Advertisement
RELATED Panetta: Ethics training needs updates

Humphries took Kelley's concerns over the emails to the FBI's cybercrimes division. The resulting investigation revealed Paula Broadwell, Petraeus's biographer and alleged mistress, as the source of the threatening emails. Kelley herself became a target of investigation when FBI officials discovered "20,000 to 30,000 pages of potentially inappropriate emails between" four-star Gen. John Allen, the commander of U.S. and NATO troop in Afghanistan and incoming supreme NATO allied commander.

According to the Seattle Times, Humphries has a history of finding himself at the center of FBI controversies.

Humphries took Kelley's concerns to the FBI cybercrime division, but later was worried that the FBI was dragging its feet — possibly for political reasons — and took his worries to U.S. Rep. Dave Reichert. Humphries' actions have resulted in him being internally investigated for sending the picture and reprimanded for interfering in the Kelley investigation, according to sources.

RELATED Petraeus: I did not pass classified info

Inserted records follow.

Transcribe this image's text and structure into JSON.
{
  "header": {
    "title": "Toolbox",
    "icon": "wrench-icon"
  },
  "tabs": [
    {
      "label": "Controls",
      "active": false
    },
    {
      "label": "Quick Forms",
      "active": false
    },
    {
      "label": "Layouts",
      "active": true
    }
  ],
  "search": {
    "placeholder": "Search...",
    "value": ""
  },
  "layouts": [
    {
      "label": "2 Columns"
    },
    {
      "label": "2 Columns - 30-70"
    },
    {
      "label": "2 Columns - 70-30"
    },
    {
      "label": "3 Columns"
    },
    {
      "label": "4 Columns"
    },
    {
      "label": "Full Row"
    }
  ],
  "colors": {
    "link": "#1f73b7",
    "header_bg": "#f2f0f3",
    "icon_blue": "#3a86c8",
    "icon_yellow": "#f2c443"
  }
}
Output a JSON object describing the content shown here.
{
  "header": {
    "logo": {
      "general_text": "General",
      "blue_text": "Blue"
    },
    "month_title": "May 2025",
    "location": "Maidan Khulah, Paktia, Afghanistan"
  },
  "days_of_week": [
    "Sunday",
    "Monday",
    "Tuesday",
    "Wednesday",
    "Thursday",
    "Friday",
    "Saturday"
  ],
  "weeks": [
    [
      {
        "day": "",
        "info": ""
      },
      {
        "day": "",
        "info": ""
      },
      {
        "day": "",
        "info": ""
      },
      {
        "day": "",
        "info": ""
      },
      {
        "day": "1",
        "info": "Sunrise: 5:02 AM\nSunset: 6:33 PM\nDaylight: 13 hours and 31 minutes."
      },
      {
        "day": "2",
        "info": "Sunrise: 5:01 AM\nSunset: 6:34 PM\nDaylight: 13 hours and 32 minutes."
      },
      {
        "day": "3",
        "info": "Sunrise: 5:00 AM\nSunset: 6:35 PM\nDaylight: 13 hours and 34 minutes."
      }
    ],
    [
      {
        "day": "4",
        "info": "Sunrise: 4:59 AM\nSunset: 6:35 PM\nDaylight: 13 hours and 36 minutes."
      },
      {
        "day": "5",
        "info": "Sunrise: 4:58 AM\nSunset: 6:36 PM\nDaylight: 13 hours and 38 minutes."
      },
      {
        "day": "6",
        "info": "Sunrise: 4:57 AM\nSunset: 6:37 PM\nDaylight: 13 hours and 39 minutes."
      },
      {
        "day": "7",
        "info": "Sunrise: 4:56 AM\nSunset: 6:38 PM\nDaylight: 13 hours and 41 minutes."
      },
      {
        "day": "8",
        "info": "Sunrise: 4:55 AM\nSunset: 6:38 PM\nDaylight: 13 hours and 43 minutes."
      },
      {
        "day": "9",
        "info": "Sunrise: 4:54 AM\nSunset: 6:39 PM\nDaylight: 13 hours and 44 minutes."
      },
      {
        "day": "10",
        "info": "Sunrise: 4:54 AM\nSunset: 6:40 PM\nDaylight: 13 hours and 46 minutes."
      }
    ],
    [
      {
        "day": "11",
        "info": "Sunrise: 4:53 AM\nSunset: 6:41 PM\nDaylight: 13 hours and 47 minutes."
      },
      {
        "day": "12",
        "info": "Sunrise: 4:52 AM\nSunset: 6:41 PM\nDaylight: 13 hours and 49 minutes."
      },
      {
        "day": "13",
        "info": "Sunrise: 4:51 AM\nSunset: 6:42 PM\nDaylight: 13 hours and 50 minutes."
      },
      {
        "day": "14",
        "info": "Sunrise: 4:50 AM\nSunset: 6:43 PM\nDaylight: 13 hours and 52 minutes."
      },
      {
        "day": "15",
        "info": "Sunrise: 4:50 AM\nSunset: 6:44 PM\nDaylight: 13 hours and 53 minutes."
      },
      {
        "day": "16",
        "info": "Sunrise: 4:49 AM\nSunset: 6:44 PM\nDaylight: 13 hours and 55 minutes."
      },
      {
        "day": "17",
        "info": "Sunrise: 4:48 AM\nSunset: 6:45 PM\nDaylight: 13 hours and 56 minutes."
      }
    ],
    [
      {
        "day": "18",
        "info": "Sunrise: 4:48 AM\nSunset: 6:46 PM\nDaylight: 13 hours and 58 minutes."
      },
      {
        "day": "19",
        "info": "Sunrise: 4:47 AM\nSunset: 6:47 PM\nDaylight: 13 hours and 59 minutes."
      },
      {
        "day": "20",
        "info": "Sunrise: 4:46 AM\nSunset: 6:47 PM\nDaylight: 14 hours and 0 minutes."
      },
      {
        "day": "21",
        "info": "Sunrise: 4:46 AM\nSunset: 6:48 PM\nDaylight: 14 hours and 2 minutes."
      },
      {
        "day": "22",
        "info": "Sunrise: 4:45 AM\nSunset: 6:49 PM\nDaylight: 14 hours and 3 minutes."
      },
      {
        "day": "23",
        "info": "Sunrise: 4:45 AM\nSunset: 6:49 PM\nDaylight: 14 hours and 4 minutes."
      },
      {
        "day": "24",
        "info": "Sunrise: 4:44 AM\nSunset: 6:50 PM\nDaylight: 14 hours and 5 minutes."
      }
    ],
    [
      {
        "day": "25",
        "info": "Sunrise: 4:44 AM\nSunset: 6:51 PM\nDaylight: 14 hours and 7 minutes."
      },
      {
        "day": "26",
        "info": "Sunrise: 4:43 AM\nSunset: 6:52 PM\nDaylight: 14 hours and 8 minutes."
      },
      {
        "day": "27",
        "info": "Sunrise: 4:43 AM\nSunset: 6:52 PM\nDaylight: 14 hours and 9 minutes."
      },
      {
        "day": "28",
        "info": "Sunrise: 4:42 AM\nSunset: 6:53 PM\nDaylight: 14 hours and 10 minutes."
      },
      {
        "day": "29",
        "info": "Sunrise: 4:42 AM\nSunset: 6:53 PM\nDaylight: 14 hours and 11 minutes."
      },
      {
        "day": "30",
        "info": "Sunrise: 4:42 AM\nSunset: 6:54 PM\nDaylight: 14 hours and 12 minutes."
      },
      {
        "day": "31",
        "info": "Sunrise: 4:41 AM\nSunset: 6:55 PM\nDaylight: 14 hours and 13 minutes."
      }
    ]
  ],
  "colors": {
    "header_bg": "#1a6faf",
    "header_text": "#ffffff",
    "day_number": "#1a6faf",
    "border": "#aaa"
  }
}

Humphries has a history of bucking the system on principle, once agreeing to testify for the defense of convicted would-be "millennium bomber" Ahmed Ressam about Ressam's harsh treatment by the agent's colleagues after the 9/11 attacks. He was outspoken in opposing the FBI's decision at the time to turn Ressam over to agents from New York after the attacks, and warned their tough tactics were undoing the cooperation Humphries had coaxed out of the al-Qaida-trained terrorist. Eventually, Ressam ceased cooperating, as Humphries predicted.

Advertisement

Humphries found himself sharply criticized within the bureau. He insisted he had done right and owed it to Ressam. That same sense of right and duty may be what drove Humphries late last month to contact Reichert.

Reichert, R-Auburn, took Humphries' concerns to House Majority Leader Eric Cantor, who took the message to FBI Director Robert Mueller. Congressional leaders have since complained that they weren't told about the probe until Petraeus resigned three days after the election

RELATED Petraeus to testify at Capitol on Benghazi

RELATED Obama: National security not harmed

RELATED David Petraeus' 'Love Pentagon': The Movie

RELATED Obama holds first post-election press conference [VIDEO]

RELATED Parties seeded friendship with Petraeus

RELATED Petraeus, Broadwell shared email account

Latest Headlines

Advertisement

Trending Stories

Advertisement

Follow Us

Advertisement